EXERCISE BRIEF
What is needed is an exact copy of all the entries below.

RECORDS TO USE
------------------------------------------------------------
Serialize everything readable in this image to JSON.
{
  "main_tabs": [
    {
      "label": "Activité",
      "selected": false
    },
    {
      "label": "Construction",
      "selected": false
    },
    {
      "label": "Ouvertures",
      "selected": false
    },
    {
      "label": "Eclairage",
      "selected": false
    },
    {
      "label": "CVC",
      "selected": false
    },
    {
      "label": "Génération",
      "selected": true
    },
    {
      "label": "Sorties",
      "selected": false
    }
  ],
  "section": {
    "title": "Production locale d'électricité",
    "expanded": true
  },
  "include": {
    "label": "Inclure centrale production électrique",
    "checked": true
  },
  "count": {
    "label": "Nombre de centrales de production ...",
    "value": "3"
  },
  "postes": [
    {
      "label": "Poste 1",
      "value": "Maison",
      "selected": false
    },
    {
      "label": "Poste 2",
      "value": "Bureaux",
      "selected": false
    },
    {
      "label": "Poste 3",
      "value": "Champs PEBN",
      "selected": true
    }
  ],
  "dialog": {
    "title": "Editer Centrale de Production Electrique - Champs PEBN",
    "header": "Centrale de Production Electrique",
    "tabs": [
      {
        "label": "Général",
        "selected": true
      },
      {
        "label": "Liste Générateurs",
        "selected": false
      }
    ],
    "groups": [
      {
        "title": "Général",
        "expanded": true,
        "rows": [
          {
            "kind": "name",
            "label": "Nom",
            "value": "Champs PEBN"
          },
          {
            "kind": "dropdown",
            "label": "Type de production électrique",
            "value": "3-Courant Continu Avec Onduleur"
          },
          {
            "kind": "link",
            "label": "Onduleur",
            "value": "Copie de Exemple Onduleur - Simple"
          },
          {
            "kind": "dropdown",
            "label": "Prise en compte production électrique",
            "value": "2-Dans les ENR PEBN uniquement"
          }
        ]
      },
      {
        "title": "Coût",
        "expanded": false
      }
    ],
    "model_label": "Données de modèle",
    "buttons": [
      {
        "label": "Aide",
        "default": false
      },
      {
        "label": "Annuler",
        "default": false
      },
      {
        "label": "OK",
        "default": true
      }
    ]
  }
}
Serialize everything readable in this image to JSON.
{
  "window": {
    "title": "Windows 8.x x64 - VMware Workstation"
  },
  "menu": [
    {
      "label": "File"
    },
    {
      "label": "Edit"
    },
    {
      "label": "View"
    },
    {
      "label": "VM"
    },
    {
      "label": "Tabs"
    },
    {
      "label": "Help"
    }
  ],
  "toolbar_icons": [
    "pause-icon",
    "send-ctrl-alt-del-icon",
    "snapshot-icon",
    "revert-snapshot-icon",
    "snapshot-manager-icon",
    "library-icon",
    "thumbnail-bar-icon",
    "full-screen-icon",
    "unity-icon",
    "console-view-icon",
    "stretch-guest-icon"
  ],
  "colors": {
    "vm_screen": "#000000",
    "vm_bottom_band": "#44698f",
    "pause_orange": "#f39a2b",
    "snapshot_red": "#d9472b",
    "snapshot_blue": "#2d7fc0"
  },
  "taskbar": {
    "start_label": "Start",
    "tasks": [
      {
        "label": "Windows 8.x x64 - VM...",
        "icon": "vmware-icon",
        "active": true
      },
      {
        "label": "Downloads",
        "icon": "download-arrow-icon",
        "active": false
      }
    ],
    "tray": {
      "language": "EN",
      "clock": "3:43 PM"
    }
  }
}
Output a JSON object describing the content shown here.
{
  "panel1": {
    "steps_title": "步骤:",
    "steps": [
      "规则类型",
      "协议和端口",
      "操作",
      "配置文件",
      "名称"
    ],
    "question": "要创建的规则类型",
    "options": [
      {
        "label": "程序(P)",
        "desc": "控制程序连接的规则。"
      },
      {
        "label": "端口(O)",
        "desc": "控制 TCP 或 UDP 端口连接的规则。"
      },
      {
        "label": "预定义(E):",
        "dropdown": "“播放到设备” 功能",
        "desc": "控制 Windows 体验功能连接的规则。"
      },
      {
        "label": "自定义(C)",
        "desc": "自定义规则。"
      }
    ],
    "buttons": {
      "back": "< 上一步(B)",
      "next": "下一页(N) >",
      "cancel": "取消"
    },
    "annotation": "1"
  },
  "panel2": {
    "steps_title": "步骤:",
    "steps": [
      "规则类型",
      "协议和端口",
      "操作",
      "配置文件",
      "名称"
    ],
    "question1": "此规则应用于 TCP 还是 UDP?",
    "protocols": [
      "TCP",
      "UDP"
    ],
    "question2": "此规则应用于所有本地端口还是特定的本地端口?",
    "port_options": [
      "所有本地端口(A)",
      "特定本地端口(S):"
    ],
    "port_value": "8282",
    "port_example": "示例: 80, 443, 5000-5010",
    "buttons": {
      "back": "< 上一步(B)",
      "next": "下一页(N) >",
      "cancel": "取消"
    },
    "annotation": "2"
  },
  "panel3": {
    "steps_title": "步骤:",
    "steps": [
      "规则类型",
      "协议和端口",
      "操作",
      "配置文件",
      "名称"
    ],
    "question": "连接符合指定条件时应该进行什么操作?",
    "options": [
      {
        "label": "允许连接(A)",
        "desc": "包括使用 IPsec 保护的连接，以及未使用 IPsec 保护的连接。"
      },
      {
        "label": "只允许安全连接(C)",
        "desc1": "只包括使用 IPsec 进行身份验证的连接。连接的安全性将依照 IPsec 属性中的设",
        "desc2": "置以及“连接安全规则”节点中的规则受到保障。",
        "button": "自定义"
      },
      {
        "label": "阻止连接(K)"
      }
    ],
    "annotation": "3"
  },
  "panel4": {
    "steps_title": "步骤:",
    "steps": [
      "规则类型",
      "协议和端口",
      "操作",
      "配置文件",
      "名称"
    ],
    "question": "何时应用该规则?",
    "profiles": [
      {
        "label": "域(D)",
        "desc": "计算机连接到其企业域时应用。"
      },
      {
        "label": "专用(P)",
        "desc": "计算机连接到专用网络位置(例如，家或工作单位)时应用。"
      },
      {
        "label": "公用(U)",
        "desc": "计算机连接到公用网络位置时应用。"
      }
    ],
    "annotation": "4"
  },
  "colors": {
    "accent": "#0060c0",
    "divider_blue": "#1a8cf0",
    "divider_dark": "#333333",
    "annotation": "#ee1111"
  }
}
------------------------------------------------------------
SOLUTION FOR THIS TASK
Serialize everything readable in this image to JSON.
{
  "main_tabs": [
    {
      "label": "Activité",
      "selected": false
    },
    {
      "label": "Construction",
      "selected": false
    },
    {
      "label": "Ouvertures",
      "selected": false
    },
    {
      "label": "Eclairage",
      "selected": false
    },
    {
      "label": "CVC",
      "selected": false
    },
    {
      "label": "Génération",
      "selected": true
    },
    {
      "label": "Sorties",
      "selected": false
    }
  ],
  "section": {
    "title": "Production locale d'électricité",
    "expanded": true
  },
  "include": {
    "label": "Inclure centrale production électrique",
    "checked": true
  },
  "count": {
    "label": "Nombre de centrales de production ...",
    "value": "3"
  },
  "postes": [
    {
      "label": "Poste 1",
      "value": "Maison",
      "selected": false
    },
    {
      "label": "Poste 2",
      "value": "Bureaux",
      "selected": false
    },
    {
      "label": "Poste 3",
      "value": "Champs PEBN",
      "selected": true
    }
  ],
  "dialog": {
    "title": "Editer Centrale de Production Electrique - Champs PEBN",
    "header": "Centrale de Production Electrique",
    "tabs": [
      {
        "label": "Général",
        "selected": true
      },
      {
        "label": "Liste Générateurs",
        "selected": false
      }
    ],
    "groups": [
      {
        "title": "Général",
        "expanded": true,
        "rows": [
          {
            "kind": "name",
            "label": "Nom",
            "value": "Champs PEBN"
          },
          {
            "kind": "dropdown",
            "label": "Type de production électrique",
            "value": "3-Courant Continu Avec Onduleur"
          },
          {
            "kind": "link",
            "label": "Onduleur",
            "value": "Copie de Exemple Onduleur - Simple"
          },
          {
            "kind": "dropdown",
            "label": "Prise en compte production électrique",
            "value": "2-Dans les ENR PEBN uniquement"
          }
        ]
      },
      {
        "title": "Coût",
        "expanded": false
      }
    ],
    "model_label": "Données de modèle",
    "buttons": [
      {
        "label": "Aide",
        "default": false
      },
      {
        "label": "Annuler",
        "default": false
      },
      {
        "label": "OK",
        "default": true
      }
    ]
  }
}
Serialize everything readable in this image to JSON.
{
  "window": {
    "title": "Windows 8.x x64 - VMware Workstation"
  },
  "menu": [
    {
      "label": "File"
    },
    {
      "label": "Edit"
    },
    {
      "label": "View"
    },
    {
      "label": "VM"
    },
    {
      "label": "Tabs"
    },
    {
      "label": "Help"
    }
  ],
  "toolbar_icons": [
    "pause-icon",
    "send-ctrl-alt-del-icon",
    "snapshot-icon",
    "revert-snapshot-icon",
    "snapshot-manager-icon",
    "library-icon",
    "thumbnail-bar-icon",
    "full-screen-icon",
    "unity-icon",
    "console-view-icon",
    "stretch-guest-icon"
  ],
  "colors": {
    "vm_screen": "#000000",
    "vm_bottom_band": "#44698f",
    "pause_orange": "#f39a2b",
    "snapshot_red": "#d9472b",
    "snapshot_blue": "#2d7fc0"
  },
  "taskbar": {
    "start_label": "Start",
    "tasks": [
      {
        "label": "Windows 8.x x64 - VM...",
        "icon": "vmware-icon",
        "active": true
      },
      {
        "label": "Downloads",
        "icon": "download-arrow-icon",
        "active": false
      }
    ],
    "tray": {
      "language": "EN",
      "clock": "3:43 PM"
    }
  }
}
Output a JSON object describing the content shown here.
{
  "panel1": {
    "steps_title": "步骤:",
    "steps": [
      "规则类型",
      "协议和端口",
      "操作",
      "配置文件",
      "名称"
    ],
    "question": "要创建的规则类型",
    "options": [
      {
        "label": "程序(P)",
        "desc": "控制程序连接的规则。"
      },
      {
        "label": "端口(O)",
        "desc": "控制 TCP 或 UDP 端口连接的规则。"
      },
      {
        "label": "预定义(E):",
        "dropdown": "“播放到设备” 功能",
        "desc": "控制 Windows 体验功能连接的规则。"
      },
      {
        "label": "自定义(C)",
        "desc": "自定义规则。"
      }
    ],
    "buttons": {
      "back": "< 上一步(B)",
      "next": "下一页(N) >",
      "cancel": "取消"
    },
    "annotation": "1"
  },
  "panel2": {
    "steps_title": "步骤:",
    "steps": [
      "规则类型",
      "协议和端口",
      "操作",
      "配置文件",
      "名称"
    ],
    "question1": "此规则应用于 TCP 还是 UDP?",
    "protocols": [
      "TCP",
      "UDP"
    ],
    "question2": "此规则应用于所有本地端口还是特定的本地端口?",
    "port_options": [
      "所有本地端口(A)",
      "特定本地端口(S):"
    ],
    "port_value": "8282",
    "port_example": "示例: 80, 443, 5000-5010",
    "buttons": {
      "back": "< 上一步(B)",
      "next": "下一页(N) >",
      "cancel": "取消"
    },
    "annotation": "2"
  },
  "panel3": {
    "steps_title": "步骤:",
    "steps": [
      "规则类型",
      "协议和端口",
      "操作",
      "配置文件",
      "名称"
    ],
    "question": "连接符合指定条件时应该进行什么操作?",
    "options": [
      {
        "label": "允许连接(A)",
        "desc": "包括使用 IPsec 保护的连接，以及未使用 IPsec 保护的连接。"
      },
      {
        "label": "只允许安全连接(C)",
        "desc1": "只包括使用 IPsec 进行身份验证的连接。连接的安全性将依照 IPsec 属性中的设",
        "desc2": "置以及“连接安全规则”节点中的规则受到保障。",
        "button": "自定义"
      },
      {
        "label": "阻止连接(K)"
      }
    ],
    "annotation": "3"
  },
  "panel4": {
    "steps_title": "步骤:",
    "steps": [
      "规则类型",
      "协议和端口",
      "操作",
      "配置文件",
      "名称"
    ],
    "question": "何时应用该规则?",
    "profiles": [
      {
        "label": "域(D)",
        "desc": "计算机连接到其企业域时应用。"
      },
      {
        "label": "专用(P)",
        "desc": "计算机连接到专用网络位置(例如，家或工作单位)时应用。"
      },
      {
        "label": "公用(U)",
        "desc": "计算机连接到公用网络位置时应用。"
      }
    ],
    "annotation": "4"
  },
  "colors": {
    "accent": "#0060c0",
    "divider_blue": "#1a8cf0",
    "divider_dark": "#333333",
    "annotation": "#ee1111"
  }
}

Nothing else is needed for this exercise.